From the posted code, pagePtr appears to a wrapper around a function pointer so consider using boost::function instead, which is copyable, and remove pagePtr completely:

typedef boost::function<int(char* sz,
                            unsigned int max_bytes,
                            char* arg1,
                            char* arg2,
                            char* arg3,
                            char* arg4)> FunPtrType;
share|improve this answer
Actually, std::unique_ptr doesn't have a copy constructor; it's the move constructor that's called. –  kirbyfan64sos May 15 at 1:23

The idiom for having a function that dynamically allocates an object and safely returns ownership to the caller is to return a std::unique_ptr:

std::unique_ptr<foo> create_foo()
  return std::unique_ptr<foo>(new foo());

This tells the caller explicitly that they are getting ownership of the object and the object will be destroyed when their std::unique_ptr is destroyed (unless ownership is further passed elsewhere).

Applied to your example:

static std::unique_ptr<pagePtr> CreatePage( FunPtrType ptr2Fun)
    return std::unique_ptr<pagePtr>(new pagePtr(ptr2Fun));

As for why other pointers are not applicable:

  • boost::scoped_ptr cannot pass ownership at all - it is the most restrictive of the smart pointers (pretty much equivalent to a const std::unique_ptr)
  • std::auto_ptr is deprecated because it provides move semantics through copying
  • std::shared_ptr would work but doesn't make much sense - the function certainly isn't going to be sharing ownership with the caller because the function is ending
share|improve this answer

Your Answer


By posting your answer, you agree to the privacy policy and terms of service.

Not the answer you're looking for?
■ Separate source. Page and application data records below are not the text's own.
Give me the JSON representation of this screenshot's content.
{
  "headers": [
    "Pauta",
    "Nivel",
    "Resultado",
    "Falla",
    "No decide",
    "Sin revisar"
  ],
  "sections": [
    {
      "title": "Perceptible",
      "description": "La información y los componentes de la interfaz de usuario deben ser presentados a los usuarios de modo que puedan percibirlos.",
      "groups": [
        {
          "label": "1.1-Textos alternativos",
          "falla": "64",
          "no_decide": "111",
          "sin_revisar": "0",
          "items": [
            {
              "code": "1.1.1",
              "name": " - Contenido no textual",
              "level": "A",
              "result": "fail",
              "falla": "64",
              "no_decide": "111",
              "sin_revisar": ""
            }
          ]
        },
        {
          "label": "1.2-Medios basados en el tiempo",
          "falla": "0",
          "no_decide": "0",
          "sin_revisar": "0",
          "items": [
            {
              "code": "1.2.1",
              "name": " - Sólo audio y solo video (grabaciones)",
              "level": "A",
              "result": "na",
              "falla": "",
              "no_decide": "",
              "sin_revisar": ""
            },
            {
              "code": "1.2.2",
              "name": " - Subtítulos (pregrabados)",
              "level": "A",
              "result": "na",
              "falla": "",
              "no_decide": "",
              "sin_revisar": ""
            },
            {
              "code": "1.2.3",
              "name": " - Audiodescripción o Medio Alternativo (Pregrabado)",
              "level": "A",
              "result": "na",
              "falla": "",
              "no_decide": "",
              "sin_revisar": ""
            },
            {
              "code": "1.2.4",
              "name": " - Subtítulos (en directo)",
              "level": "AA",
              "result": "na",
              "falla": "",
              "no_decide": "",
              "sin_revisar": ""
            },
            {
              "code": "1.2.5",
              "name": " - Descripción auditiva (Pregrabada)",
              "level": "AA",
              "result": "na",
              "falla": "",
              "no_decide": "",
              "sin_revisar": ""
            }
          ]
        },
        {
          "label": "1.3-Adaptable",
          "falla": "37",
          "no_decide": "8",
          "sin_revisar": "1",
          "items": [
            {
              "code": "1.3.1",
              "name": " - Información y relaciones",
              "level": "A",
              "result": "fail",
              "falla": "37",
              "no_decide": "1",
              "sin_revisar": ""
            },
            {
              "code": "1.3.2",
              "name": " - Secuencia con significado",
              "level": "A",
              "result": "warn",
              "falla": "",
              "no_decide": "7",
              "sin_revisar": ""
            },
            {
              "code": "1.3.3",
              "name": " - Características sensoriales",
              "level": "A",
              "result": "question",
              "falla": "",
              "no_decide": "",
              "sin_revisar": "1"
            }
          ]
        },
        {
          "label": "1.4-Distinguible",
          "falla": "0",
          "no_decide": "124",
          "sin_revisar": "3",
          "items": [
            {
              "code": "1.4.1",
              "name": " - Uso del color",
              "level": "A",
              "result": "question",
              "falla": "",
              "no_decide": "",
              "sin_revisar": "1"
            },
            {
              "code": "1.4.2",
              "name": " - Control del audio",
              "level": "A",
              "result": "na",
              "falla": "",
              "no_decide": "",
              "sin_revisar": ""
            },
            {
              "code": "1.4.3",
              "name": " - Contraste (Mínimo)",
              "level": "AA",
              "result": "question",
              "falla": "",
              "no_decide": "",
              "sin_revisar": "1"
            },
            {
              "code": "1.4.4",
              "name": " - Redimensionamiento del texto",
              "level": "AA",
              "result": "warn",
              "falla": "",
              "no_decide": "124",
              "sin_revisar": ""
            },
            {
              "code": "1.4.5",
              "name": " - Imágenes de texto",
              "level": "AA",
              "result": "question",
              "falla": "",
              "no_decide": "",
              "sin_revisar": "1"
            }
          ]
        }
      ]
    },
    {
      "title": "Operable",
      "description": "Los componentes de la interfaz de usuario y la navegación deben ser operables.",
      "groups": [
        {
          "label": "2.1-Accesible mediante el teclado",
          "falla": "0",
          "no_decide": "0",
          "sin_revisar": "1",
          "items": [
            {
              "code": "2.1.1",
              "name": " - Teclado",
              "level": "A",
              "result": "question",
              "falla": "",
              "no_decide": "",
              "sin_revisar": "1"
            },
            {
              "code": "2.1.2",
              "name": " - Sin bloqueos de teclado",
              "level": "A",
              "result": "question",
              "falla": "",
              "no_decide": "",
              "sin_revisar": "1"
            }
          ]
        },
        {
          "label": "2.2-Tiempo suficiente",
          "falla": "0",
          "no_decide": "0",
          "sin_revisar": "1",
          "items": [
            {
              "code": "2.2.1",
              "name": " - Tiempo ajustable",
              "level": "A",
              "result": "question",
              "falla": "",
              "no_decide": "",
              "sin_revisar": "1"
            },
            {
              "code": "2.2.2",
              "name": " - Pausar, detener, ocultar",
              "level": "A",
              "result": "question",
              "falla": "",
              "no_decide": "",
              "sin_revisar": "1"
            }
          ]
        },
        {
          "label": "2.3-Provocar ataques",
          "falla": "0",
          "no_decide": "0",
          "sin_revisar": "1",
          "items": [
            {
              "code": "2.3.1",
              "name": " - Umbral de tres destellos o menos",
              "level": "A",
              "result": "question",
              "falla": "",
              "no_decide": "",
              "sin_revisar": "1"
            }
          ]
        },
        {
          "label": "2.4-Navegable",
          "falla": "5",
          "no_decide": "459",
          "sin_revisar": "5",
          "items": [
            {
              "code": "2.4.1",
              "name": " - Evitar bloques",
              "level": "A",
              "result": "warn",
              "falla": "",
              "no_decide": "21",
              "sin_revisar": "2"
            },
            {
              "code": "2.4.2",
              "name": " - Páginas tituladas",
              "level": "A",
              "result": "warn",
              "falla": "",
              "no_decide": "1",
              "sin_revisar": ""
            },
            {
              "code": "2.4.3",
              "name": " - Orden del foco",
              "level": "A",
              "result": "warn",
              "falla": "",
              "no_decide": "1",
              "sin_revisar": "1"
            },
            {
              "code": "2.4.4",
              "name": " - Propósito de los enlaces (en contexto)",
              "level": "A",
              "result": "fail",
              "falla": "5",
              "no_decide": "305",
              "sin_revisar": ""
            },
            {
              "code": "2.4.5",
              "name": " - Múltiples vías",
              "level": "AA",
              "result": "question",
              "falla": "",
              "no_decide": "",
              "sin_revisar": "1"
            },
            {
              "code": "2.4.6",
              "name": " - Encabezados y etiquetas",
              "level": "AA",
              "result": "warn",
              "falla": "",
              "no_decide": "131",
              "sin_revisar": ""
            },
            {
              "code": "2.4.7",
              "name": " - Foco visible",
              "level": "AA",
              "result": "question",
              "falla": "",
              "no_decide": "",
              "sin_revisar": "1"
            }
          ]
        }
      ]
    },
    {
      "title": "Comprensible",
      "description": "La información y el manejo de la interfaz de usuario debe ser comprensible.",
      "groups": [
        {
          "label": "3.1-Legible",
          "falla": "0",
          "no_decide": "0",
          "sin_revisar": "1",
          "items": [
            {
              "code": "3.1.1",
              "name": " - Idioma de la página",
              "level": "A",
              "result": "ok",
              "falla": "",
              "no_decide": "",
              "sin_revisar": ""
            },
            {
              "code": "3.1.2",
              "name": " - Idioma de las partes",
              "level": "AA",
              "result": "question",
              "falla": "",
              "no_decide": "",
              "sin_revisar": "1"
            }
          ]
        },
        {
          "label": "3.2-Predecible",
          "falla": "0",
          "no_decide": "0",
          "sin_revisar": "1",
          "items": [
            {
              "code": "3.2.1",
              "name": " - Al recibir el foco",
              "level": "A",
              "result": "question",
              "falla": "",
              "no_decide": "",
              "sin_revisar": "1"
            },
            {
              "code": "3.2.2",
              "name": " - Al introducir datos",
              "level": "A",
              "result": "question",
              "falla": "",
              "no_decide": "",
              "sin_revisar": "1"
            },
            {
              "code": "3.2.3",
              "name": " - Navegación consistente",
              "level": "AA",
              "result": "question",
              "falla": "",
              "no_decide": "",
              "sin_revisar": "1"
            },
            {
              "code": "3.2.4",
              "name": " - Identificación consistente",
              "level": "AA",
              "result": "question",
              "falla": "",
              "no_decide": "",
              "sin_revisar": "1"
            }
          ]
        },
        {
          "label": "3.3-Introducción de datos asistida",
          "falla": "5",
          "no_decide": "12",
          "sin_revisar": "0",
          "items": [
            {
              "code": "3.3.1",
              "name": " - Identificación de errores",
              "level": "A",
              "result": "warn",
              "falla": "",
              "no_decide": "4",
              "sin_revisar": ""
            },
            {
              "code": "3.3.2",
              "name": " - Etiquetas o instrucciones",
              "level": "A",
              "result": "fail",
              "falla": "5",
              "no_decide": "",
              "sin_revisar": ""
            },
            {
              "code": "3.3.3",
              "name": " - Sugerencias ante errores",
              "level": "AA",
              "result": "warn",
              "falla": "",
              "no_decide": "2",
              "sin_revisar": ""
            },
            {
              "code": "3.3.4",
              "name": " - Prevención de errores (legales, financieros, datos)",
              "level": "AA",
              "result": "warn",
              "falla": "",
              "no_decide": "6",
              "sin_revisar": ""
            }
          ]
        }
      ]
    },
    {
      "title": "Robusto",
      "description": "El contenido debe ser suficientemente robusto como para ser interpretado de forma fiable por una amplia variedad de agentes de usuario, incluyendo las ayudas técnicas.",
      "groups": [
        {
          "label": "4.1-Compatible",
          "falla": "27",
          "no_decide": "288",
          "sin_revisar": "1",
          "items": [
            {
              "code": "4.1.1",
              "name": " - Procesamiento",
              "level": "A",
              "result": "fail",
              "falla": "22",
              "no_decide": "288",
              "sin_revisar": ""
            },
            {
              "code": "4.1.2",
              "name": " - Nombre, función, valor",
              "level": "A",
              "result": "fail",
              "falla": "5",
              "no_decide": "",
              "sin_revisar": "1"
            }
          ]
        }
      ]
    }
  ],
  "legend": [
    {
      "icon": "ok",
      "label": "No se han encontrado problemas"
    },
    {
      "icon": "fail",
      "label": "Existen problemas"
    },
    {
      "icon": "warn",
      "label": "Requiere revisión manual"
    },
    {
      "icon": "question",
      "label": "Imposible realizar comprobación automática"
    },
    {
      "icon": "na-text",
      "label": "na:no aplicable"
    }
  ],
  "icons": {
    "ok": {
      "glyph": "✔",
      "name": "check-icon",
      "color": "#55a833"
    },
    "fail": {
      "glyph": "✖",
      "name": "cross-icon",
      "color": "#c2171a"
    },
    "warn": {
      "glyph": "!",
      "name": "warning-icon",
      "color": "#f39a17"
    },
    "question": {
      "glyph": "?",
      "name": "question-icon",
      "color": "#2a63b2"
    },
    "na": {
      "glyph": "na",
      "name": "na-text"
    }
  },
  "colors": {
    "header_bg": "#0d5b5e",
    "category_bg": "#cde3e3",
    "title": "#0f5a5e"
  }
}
Browse other questions tagged or ask your own question.